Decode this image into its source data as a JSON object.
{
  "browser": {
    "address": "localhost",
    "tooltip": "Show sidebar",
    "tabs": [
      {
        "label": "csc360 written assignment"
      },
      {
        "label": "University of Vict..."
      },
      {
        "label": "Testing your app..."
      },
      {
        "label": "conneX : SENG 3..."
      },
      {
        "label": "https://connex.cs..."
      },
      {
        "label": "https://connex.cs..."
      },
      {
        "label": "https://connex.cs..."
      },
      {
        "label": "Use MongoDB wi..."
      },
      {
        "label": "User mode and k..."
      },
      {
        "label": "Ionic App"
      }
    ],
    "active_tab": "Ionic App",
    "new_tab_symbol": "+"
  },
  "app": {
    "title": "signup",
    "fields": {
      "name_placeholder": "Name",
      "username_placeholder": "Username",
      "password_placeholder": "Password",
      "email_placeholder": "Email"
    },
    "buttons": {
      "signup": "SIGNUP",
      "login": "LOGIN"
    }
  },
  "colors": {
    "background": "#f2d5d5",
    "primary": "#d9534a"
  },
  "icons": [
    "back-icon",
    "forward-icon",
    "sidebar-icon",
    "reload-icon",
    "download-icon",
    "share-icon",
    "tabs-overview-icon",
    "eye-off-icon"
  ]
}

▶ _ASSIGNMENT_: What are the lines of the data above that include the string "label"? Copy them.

▶ _EXERCISE RESULT_:
        "label": "csc360 written assignment"
        "label": "University of Vict..."
        "label": "Testing your app..."
        "label": "conneX : SENG 3..."
        "label": "https://connex.cs..."
        "label": "https://connex.cs..."
        "label": "https://connex.cs..."
        "label": "Use MongoDB wi..."
        "label": "User mode and k..."
        "label": "Ionic App"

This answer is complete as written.